**Supplied records**
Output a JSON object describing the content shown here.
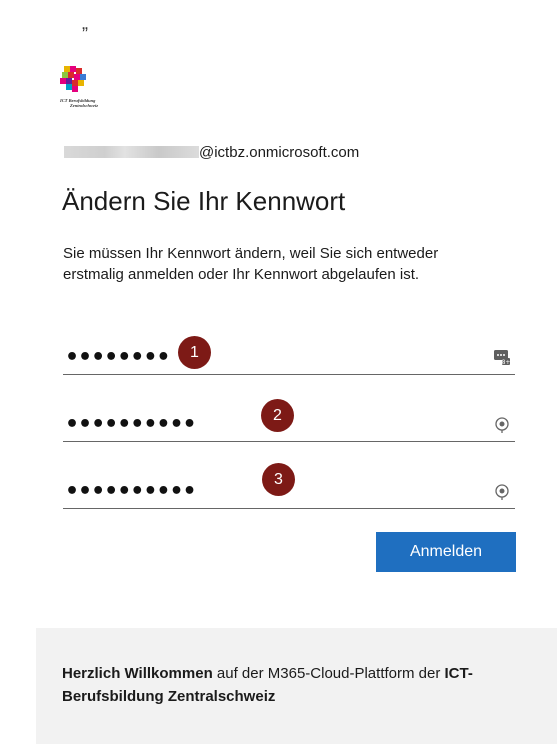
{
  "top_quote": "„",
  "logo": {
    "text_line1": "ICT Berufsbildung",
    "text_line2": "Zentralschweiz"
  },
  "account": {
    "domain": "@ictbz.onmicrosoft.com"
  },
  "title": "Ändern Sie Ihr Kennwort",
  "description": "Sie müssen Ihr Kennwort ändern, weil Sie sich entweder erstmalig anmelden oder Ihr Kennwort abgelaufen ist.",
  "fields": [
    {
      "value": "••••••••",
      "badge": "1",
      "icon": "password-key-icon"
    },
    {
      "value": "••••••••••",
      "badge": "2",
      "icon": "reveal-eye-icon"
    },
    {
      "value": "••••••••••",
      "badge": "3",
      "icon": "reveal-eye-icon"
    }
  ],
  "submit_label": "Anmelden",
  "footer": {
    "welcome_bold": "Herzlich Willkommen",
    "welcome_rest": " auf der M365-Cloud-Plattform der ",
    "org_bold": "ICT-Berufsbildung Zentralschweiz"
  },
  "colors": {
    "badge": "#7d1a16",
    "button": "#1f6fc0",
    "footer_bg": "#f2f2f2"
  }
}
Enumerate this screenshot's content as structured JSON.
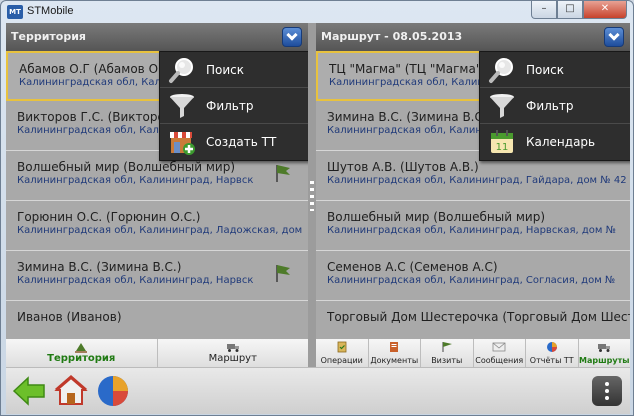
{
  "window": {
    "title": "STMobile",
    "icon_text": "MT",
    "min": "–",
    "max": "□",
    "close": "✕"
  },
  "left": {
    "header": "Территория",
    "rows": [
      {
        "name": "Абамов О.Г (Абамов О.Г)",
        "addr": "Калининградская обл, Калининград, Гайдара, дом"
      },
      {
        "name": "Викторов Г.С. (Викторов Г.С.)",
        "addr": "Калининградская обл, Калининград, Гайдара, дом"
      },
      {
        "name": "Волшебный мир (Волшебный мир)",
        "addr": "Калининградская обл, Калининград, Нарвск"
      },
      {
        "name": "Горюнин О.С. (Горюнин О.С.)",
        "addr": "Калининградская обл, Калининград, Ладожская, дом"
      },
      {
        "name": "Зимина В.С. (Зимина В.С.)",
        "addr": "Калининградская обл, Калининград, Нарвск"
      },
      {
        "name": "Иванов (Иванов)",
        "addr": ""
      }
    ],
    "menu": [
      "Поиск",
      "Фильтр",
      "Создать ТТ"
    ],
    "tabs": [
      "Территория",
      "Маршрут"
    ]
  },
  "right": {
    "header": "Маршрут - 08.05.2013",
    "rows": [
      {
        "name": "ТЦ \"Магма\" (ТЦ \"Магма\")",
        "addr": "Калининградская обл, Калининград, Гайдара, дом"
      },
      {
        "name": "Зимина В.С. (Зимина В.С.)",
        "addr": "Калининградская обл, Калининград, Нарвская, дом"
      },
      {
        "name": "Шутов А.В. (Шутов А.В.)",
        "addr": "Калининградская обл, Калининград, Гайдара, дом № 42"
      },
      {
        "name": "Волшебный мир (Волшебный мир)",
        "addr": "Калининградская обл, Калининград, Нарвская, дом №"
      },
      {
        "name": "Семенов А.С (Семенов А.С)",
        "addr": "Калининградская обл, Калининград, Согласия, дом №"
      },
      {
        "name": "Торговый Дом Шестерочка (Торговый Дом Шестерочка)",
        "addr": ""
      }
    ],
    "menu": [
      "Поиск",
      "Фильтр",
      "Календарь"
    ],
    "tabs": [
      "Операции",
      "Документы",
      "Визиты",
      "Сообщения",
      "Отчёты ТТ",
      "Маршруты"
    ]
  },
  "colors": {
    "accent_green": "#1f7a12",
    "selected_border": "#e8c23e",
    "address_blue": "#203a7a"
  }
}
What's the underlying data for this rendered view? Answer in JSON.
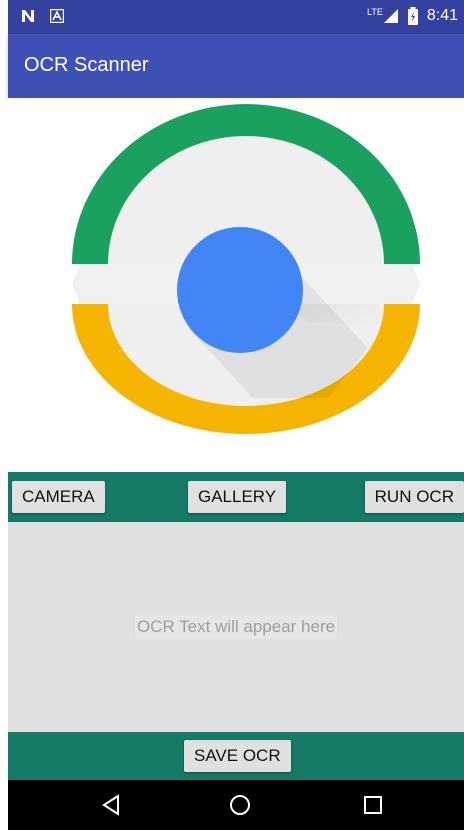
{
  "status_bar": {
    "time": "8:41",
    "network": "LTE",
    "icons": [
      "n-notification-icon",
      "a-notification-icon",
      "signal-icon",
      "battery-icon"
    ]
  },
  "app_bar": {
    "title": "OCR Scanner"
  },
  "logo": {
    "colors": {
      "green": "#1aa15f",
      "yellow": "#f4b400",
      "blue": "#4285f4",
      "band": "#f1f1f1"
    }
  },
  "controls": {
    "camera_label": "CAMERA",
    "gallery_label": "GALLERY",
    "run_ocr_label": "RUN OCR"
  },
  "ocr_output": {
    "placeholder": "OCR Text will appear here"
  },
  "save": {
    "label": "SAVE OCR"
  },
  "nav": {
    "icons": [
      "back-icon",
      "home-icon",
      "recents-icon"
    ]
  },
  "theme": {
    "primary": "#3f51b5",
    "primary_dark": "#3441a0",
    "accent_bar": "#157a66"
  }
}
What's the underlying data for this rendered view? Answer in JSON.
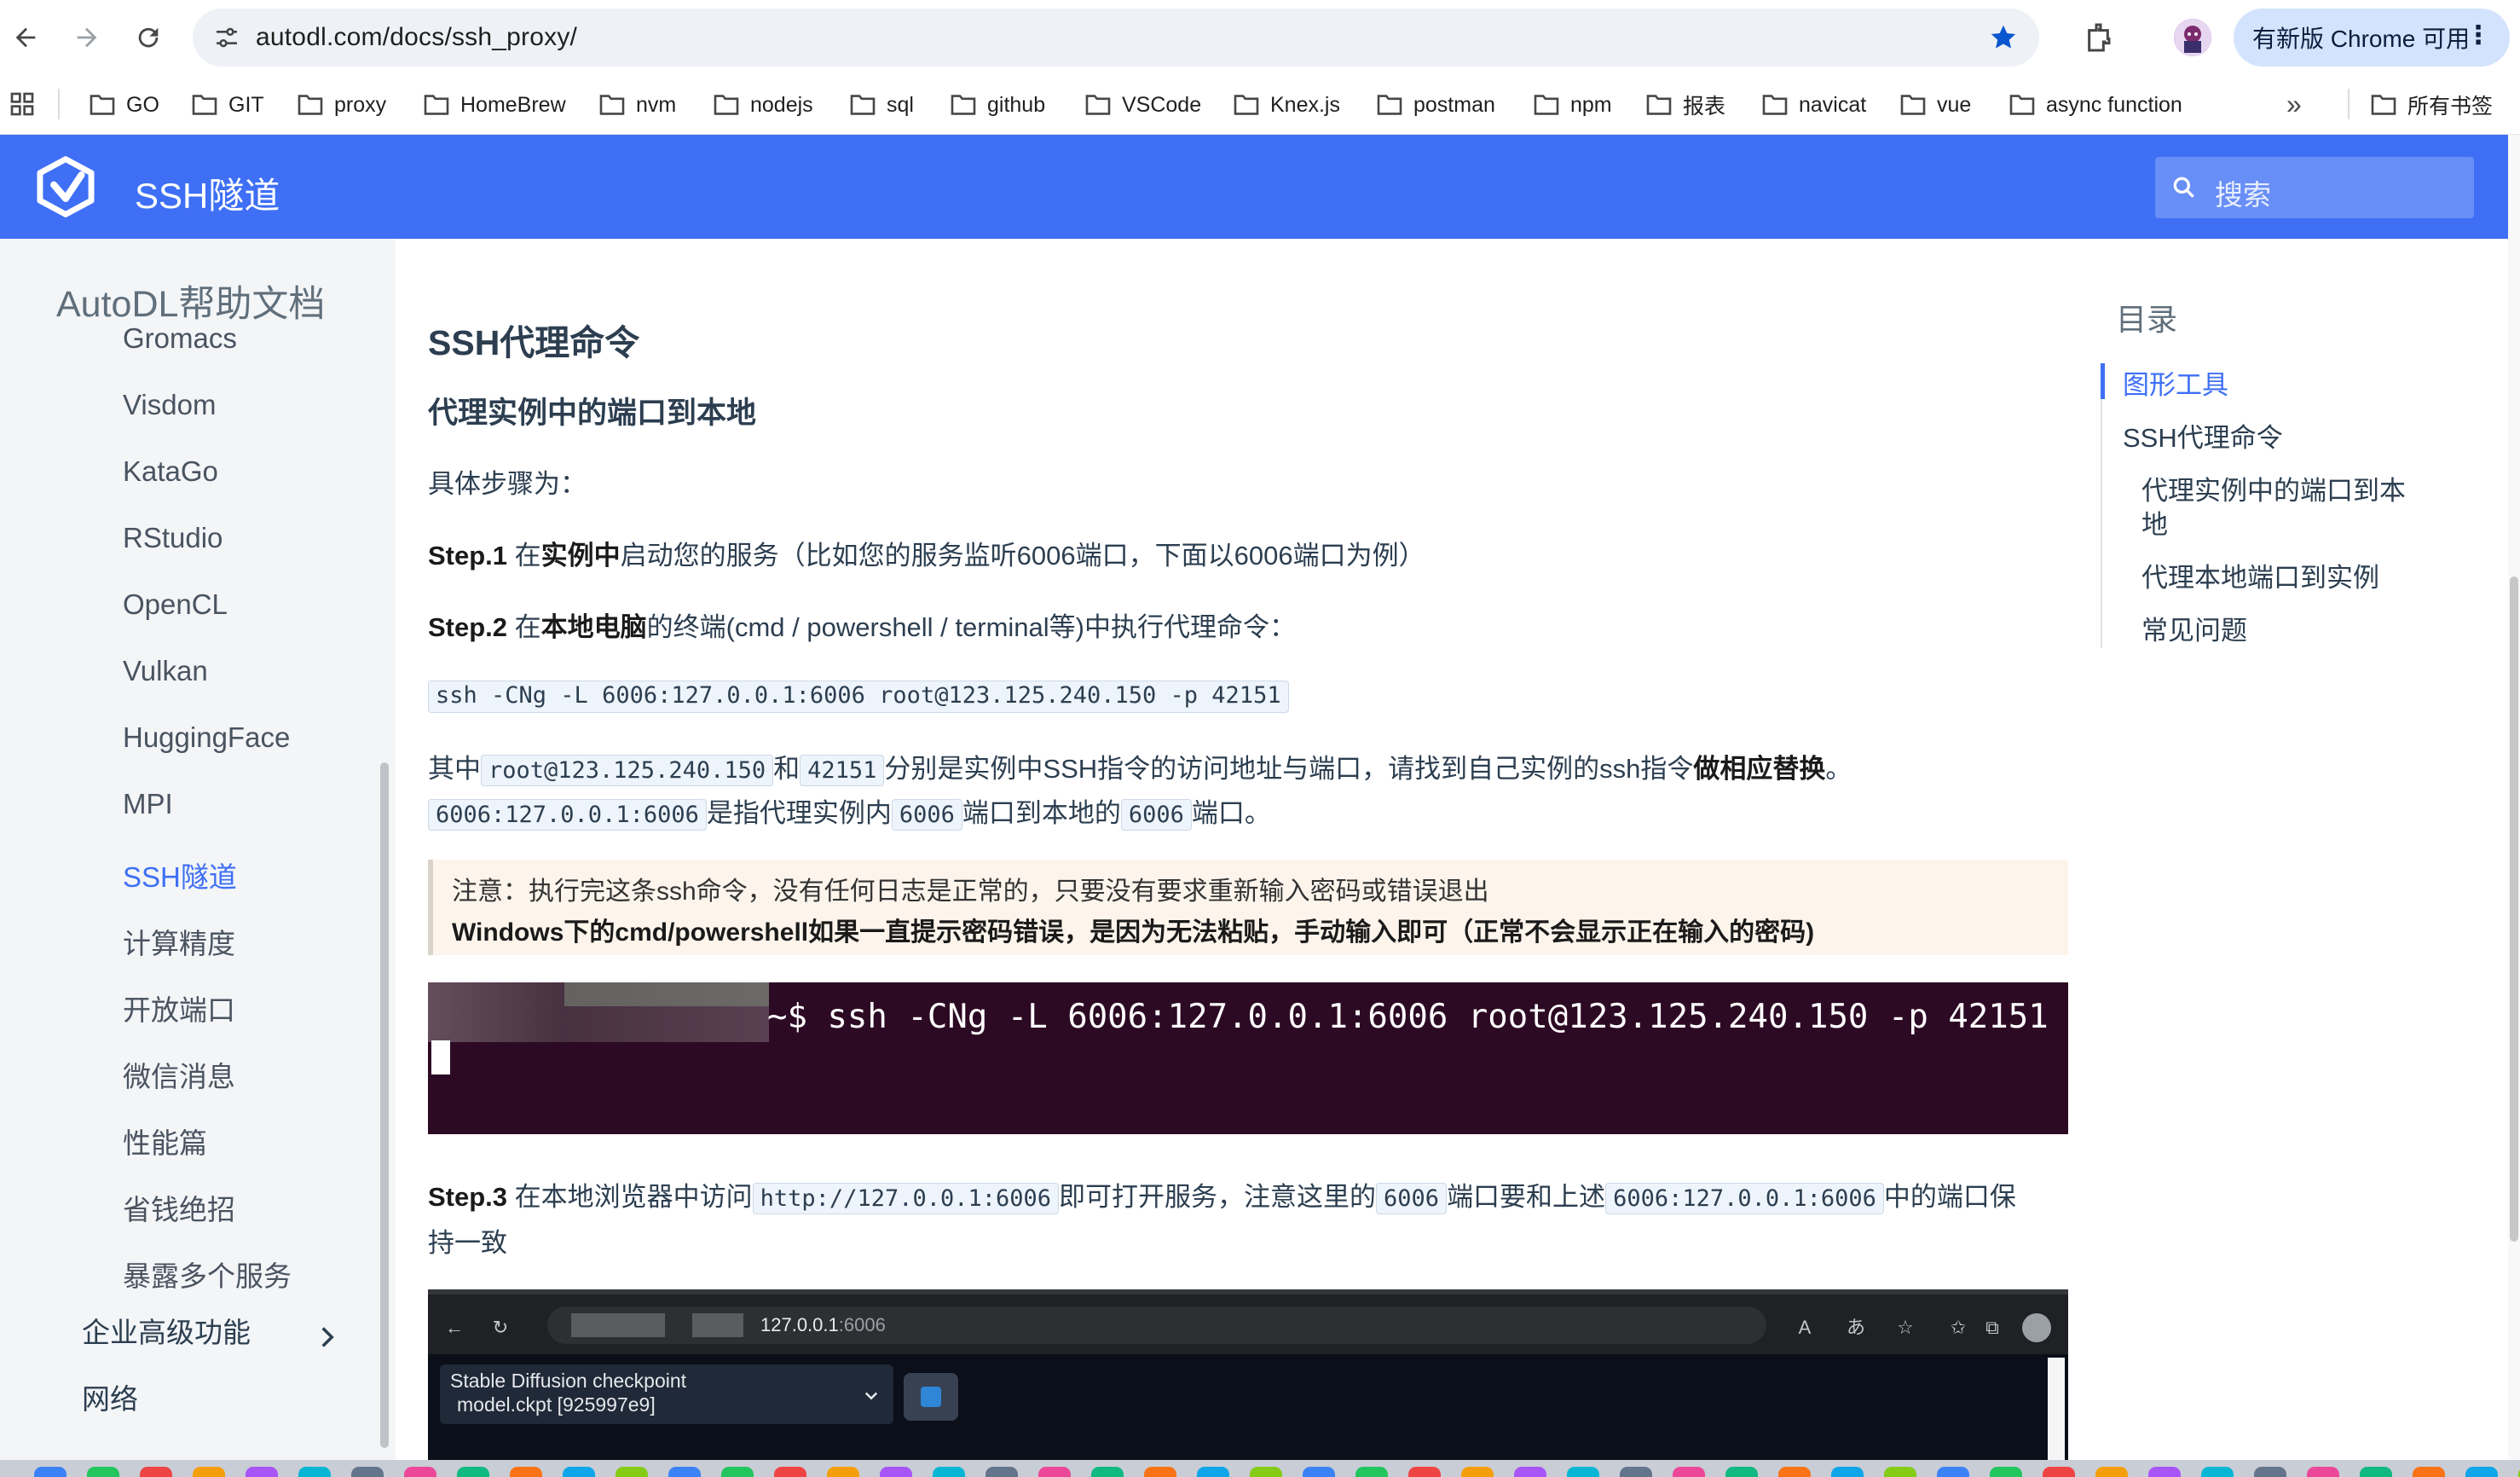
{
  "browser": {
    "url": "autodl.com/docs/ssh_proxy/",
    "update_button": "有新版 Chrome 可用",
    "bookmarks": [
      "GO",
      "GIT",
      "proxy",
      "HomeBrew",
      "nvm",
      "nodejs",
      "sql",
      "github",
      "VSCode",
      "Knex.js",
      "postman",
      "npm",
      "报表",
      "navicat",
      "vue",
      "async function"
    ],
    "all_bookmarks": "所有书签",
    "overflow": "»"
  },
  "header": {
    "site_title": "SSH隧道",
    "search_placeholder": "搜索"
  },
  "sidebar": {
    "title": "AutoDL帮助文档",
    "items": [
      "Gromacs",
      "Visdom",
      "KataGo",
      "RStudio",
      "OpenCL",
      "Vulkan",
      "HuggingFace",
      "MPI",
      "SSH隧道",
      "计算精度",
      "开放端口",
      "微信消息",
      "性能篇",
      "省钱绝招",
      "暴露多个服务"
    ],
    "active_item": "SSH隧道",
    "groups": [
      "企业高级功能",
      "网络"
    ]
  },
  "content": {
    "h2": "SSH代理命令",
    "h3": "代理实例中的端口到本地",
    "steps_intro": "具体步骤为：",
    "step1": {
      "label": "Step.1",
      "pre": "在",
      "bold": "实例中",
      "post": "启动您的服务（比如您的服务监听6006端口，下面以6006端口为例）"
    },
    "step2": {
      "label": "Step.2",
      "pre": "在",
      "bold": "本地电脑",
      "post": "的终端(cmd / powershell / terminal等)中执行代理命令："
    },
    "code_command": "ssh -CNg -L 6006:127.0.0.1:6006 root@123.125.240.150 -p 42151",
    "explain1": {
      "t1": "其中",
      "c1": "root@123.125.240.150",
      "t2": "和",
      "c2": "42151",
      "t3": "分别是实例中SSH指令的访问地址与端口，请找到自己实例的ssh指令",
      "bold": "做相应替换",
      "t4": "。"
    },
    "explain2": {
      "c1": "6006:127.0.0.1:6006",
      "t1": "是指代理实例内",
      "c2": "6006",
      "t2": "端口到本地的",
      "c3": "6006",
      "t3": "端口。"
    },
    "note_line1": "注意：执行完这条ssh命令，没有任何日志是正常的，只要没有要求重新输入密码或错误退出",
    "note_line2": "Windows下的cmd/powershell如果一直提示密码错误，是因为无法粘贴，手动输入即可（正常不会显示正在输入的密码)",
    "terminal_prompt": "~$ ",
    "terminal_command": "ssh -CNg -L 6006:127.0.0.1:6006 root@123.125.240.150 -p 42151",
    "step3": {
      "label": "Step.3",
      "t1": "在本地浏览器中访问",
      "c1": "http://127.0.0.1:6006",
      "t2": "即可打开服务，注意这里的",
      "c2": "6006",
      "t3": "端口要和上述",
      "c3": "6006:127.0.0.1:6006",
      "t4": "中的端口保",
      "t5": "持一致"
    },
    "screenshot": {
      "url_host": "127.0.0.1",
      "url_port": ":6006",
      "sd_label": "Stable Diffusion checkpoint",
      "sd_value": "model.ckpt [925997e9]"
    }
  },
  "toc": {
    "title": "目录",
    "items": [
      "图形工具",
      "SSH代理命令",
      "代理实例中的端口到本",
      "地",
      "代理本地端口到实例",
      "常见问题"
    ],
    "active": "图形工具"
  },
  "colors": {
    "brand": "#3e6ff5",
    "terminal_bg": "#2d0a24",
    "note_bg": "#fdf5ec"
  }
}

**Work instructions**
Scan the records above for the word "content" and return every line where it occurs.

**Response to the exercise**
Output a JSON object describing the content shown here.
Enumerate this screenshot's content as structured JSON.
  "content": {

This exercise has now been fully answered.